7. Look for investment opportunities.

In any financial market there are always opportunities for consideration. When the general population is feeling uncertain, there could potentially be opportunities to buy funds at a lower unit price - which in effect means your windfall can buy more units than it might have at other points in time.

8. Know your time horizon:

We’ve talked about this one before, however it really is key to decide if investing is the right fit for your windfall.

Before making any investment, every investor should confirm their exit strategy and be realistic about when they will need this money back. If you need the cash in 1, 2 or 3 years – it could be worth checking out the Money Market cash funds or Conservative funds available on Flint. The PDS for each fund will include appropriate time horizons for each of these investments.

For anyone who is wanting to withdraw funds within the next five years, you need to clearly understand the investments you are considering and complete due diligence around the risks of investing. This is especially important if you require these funds in the immediate future (eg. to buy a house, or actively live off in retirement).

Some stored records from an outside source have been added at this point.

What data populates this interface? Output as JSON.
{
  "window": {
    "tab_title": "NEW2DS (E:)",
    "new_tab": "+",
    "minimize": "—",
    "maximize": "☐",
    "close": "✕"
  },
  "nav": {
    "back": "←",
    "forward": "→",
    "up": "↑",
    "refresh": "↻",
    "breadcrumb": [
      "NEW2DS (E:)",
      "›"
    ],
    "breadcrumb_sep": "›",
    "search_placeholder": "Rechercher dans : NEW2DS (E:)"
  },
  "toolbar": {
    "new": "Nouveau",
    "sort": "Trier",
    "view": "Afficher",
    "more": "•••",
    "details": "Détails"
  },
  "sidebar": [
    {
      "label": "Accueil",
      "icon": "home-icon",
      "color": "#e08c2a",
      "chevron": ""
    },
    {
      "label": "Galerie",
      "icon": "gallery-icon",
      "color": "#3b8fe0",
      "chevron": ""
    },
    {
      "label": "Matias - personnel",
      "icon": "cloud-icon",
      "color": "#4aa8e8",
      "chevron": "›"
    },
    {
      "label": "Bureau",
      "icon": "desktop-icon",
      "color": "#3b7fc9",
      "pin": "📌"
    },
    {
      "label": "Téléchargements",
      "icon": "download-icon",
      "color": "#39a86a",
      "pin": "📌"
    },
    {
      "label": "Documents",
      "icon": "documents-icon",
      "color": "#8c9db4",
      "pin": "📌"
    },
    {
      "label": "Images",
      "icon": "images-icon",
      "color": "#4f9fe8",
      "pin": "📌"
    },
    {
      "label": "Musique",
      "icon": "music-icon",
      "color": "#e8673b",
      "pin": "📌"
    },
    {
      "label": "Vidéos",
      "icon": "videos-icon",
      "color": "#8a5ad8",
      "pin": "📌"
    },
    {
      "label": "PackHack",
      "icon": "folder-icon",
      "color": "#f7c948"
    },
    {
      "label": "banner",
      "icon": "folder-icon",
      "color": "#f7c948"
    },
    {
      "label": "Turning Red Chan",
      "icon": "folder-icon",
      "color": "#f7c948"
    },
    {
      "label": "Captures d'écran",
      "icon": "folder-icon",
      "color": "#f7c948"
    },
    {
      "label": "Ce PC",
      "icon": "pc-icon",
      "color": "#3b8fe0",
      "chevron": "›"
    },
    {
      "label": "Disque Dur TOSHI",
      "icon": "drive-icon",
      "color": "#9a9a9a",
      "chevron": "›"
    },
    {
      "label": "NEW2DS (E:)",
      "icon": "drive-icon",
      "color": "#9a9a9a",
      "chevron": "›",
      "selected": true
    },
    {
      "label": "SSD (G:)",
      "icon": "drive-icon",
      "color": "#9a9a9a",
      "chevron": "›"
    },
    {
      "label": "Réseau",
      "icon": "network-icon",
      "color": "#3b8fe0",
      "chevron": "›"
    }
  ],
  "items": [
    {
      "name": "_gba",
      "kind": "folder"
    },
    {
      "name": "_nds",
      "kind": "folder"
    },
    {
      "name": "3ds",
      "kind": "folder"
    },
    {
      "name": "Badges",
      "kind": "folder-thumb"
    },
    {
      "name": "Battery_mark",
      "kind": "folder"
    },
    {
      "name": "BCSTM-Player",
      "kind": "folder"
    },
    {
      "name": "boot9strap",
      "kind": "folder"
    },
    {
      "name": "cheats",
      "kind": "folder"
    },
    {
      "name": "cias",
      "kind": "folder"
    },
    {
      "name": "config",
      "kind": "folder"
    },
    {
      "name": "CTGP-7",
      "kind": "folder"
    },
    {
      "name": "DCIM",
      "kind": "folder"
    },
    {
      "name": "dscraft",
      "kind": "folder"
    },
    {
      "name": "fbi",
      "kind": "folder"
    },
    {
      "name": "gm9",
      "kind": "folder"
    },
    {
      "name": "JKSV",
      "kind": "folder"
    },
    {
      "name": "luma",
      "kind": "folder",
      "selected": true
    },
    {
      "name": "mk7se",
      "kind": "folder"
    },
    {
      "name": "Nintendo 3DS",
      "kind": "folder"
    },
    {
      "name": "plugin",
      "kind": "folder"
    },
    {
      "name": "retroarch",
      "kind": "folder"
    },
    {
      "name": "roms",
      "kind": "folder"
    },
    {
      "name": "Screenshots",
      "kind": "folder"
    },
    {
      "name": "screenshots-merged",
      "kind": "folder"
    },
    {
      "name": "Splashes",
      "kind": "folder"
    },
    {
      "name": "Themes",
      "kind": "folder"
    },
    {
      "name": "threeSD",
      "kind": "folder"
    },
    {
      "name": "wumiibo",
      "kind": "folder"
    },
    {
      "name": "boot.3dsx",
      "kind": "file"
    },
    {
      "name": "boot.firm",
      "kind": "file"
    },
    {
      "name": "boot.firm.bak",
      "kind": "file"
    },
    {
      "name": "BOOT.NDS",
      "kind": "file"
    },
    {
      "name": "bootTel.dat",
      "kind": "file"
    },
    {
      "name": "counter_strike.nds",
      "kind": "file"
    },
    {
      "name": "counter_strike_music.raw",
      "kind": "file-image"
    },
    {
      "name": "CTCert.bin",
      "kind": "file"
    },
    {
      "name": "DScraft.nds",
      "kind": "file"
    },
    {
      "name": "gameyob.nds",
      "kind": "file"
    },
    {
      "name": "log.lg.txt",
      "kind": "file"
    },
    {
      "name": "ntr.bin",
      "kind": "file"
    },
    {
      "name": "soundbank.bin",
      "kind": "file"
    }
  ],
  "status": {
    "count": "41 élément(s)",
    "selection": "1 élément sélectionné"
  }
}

For those with a time horizon longer than 10+ years you may feel reassured to note that, generally speaking, as long as you can hold steady and play the long game (without losing everything) then you should be in a position to allow time for any short term market volatility to recover and bounce back.

9. Know your values

Choose companies or managed funds that include businesses you want to support and continue to see doing well. Holding investments where your heart and values align can sometimes help to get through any short-term market turbulence; with the underlying psychological buffer that you want to see a particular sector supported.

10. Stay Calm

Flint has talked about this topic before in our 7 Tips to Stay Calm during Market Uncertainty blog which is a great read, if you want to better understand loss aversion, dollar cost averaging, and some other tips that foster a calm investment attitude.

In Conclusion

While the above tips offer insights into ways to manage your approach and create some buffers, it is in no way a how to guide to avoid losing money. Market volatility from time to time is always going to be a given in the world of investing.

We encourage you to learn as much as you can about investing, research the historical performance and investment philosophy of the managed funds you are considering, and always make sure you are investing money you can afford to lose if all went south.

For many investors, just knowing that market volatility is part of the game, can have real psychological benefits - and with the right attitude we hope that all investors who have Flint portfolios can hold steady and feel confident in their DIY investments.

If you found this blog post helpful, please like on social or share with someone you know. Flint Wealth is super grateful for the support of our investment community to foster a more financially resilient future for New Zealand investors. Thanks for being a part of these conversations.

Happy investing!

Flint

 

IMPORTANT NOTICE AND DISCLAIMER:

All content shared is of a general nature, current to the time it was penned, and is not financial advice. Before making any investment decisions, please be sure you have completed full due diligence. This should include reading the product disclosure statement (PDS), considering fees and taxation, identifying your time horizons, and understanding the performance history and reputation of the investments you are considering.

Please note: When investing you are not guaranteed to make money (and on occasion you may lose some or all of the money you began with). Seek independent advice to establish if an investment is suitable for your financial situation and long-term wealth generation goals.

References

MoneyHub, Sorted-Windfalls, Barefoot Investor, Sorted managed funds guide, Forbes, Investopedia, Morningstar.